J Cachexia Sarcopenia Muscle. 2022 Sep 26. doi: 10.1002/jcsm.13091. Online ahead of print.

Abstract

Background: Sarcopenia is defined as an age-related progressive loss of muscle mass and/or strength. Although different factors can contribute to this disease, the underlying mechanisms remain unclear. We assessed transcriptional heterogeneity in skeletal muscles from sarcopenic and control mice at single-cell resolution.

Methods: A mouse model was established to study sarcopenic skeletal muscles. Single-cell RNA-seq was performed on tibialis anterior (TA) muscle cells collected from sarcopenic and control mice. A series of bioinformatic analyses were carried out to identify and compare different cell types under different conditions. Immunofluorescence staining and western blotting were used to validate the findings from single-cell experiments. Tube formation assays were conducted to further evaluate the effects of Gbp2 on endothelial cells during angiogenesis.

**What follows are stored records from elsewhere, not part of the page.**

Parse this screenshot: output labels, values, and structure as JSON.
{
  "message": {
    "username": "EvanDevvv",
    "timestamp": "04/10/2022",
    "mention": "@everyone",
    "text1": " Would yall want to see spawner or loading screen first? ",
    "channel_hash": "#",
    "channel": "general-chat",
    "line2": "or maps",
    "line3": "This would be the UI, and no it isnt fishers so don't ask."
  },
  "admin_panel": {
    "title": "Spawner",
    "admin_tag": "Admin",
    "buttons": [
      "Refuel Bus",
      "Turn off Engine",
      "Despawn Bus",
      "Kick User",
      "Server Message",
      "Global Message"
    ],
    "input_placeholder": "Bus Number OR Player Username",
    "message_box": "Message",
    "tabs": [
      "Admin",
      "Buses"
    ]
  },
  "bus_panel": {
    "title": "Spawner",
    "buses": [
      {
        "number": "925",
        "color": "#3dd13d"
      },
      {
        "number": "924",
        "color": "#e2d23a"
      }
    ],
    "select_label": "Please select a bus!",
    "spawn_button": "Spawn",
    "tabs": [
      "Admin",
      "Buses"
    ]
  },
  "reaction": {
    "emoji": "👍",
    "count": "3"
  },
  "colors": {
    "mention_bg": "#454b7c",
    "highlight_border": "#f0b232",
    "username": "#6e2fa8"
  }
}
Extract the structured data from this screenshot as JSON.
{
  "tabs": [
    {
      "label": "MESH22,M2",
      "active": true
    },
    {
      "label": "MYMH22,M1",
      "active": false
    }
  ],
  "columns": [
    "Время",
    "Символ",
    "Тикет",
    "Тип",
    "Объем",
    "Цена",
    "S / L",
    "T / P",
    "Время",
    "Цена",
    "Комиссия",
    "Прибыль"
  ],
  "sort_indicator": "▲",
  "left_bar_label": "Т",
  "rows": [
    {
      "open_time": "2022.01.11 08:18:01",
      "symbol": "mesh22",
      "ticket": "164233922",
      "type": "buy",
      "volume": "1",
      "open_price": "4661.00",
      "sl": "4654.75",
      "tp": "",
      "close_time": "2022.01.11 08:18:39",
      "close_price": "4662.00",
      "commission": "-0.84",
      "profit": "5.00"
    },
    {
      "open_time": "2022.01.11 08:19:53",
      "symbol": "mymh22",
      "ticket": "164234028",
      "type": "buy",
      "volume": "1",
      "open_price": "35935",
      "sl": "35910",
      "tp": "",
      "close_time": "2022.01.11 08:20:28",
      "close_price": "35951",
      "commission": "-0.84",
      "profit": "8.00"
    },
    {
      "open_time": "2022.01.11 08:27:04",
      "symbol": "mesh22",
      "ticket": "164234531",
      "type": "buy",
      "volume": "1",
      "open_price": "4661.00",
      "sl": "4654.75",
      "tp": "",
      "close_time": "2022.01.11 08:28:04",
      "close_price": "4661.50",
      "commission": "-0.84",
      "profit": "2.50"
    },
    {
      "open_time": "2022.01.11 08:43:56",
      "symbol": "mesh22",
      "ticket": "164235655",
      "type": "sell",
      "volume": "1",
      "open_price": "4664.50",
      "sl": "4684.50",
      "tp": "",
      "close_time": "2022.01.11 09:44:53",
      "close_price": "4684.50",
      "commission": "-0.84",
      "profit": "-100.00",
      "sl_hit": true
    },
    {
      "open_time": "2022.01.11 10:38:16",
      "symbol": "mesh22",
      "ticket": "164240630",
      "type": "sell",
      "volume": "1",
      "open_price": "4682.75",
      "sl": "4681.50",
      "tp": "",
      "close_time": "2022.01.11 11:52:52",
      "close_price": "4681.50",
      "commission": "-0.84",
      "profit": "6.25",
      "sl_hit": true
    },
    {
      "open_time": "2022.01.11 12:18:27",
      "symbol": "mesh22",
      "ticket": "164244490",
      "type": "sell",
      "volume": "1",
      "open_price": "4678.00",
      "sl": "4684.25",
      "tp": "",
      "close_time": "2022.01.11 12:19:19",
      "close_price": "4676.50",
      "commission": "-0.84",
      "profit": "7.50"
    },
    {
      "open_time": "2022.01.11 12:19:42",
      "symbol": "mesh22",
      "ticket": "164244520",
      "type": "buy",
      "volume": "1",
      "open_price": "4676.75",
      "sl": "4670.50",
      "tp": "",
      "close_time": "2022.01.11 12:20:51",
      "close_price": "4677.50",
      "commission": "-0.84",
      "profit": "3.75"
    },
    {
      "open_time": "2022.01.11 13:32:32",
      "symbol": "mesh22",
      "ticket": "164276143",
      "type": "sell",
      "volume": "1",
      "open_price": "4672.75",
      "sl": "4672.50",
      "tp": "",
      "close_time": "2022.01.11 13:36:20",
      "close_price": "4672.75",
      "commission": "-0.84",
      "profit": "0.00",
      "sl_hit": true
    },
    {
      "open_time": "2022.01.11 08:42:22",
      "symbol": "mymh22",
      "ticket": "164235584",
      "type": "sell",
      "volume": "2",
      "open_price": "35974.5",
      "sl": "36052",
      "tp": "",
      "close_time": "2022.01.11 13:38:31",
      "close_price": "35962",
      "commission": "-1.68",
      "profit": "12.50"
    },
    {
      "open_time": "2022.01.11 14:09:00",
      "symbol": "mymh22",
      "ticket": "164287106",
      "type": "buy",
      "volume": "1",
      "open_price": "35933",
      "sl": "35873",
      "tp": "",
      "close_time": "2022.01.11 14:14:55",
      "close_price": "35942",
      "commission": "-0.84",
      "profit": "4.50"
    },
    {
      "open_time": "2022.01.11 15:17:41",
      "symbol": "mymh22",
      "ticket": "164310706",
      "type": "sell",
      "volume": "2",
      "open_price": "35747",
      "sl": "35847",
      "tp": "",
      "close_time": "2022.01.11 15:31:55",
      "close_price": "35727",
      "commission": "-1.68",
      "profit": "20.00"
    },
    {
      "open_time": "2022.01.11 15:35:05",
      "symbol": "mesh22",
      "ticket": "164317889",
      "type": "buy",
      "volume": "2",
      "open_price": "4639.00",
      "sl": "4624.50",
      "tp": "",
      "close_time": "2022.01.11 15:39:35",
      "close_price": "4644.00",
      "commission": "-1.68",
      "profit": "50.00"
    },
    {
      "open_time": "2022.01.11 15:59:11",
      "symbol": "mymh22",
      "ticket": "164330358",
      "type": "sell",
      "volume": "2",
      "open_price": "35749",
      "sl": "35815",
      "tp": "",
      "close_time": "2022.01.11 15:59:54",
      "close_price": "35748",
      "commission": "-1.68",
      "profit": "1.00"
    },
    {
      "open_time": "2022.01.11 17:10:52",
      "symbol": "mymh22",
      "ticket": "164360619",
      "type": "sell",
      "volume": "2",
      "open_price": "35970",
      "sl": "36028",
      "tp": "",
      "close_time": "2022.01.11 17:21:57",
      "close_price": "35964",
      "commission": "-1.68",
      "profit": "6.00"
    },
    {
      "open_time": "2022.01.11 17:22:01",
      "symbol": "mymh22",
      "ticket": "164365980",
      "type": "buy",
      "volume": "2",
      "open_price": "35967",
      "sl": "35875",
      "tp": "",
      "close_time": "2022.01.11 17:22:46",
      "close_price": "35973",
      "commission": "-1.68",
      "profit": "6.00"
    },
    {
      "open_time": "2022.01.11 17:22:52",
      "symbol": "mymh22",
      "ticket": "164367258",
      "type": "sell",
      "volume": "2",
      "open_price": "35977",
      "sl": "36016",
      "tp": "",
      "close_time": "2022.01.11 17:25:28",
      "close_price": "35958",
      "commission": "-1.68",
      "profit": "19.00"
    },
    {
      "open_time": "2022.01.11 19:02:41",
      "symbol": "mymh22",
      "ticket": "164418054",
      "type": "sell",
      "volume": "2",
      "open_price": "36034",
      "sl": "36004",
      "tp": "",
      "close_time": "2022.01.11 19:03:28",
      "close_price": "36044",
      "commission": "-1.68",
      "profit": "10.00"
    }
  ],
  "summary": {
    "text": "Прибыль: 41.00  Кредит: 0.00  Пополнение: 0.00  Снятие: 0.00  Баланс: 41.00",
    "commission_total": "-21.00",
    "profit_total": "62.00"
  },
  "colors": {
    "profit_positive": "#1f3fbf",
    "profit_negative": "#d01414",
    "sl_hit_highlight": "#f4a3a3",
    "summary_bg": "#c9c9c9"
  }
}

Results: A murine sarcopenia model was successfully established using a senescence-accelerated mouse strain (SAMP6, n = 5). Sarcopenia phenotype was induced by administration of dexamethasone (20 mg/kg) and reduced physical activity. Senescence-resistant mice strain (SAMR1) and SAMP6 strain with similar activity but injected with PBS were recruited as two control groups. As signs of sarcopenia, body weight, muscle cell counts and cross-sectional fibre area were all significantly decreased in sarcopenic mice (P value = 0.004, 0.03 and 0.035, respectively). After quality control, 13 612 TA muscle single-cell transcriptomes were retained for analysis. Fourteen cell clusters were identified from the profiled cells. Among them, two distinct endothelial subtypes were found to be dominant in the sarcopenia group (42.2% cells) and in the two control groups (59.1% and 47.9% cells), respectively. 191 differentially expressed genes were detected between the two endothelial subtypes. Sarcopenia-specific endothelial cell subtype exhibited a dramatic increase in the interferon family genes and the interferon-inducible guanylate-binding protein (GBP) family gene expressions. For example, Igtp and Gbp2 in sarcopenic endothelial cells were 5.4 and 13.3 times higher than those in the control groups, respectively. We further validated our findings in muscle specimens of sarcopenia patients and observed that GBP2 levels were increased in endothelial cells of a subset of patients (11 of 40 patients, 27.5%), and we identified significantly higher CD31 and GBP2 co-localization (P value = 0.001128). Finally, we overexpressed Gbp2 in human umbilical vein endothelial cells in vitro. The endothelial cells with elevated Gbp2 expression displayed compromised tube formation.

Conclusions: Our single-cell-based results suggested that endothelial cells may play critical roles in sarcopenia development through interferon-GBP signalling pathways, highlighting new therapeutic directions to slow down or even reverse age-related sarcopenia.

Keywords: Endothelial cell; Guanylate-binding protein; Interferon; Sarcopenia; Single-cell RNA-seq; Skeletal muscle.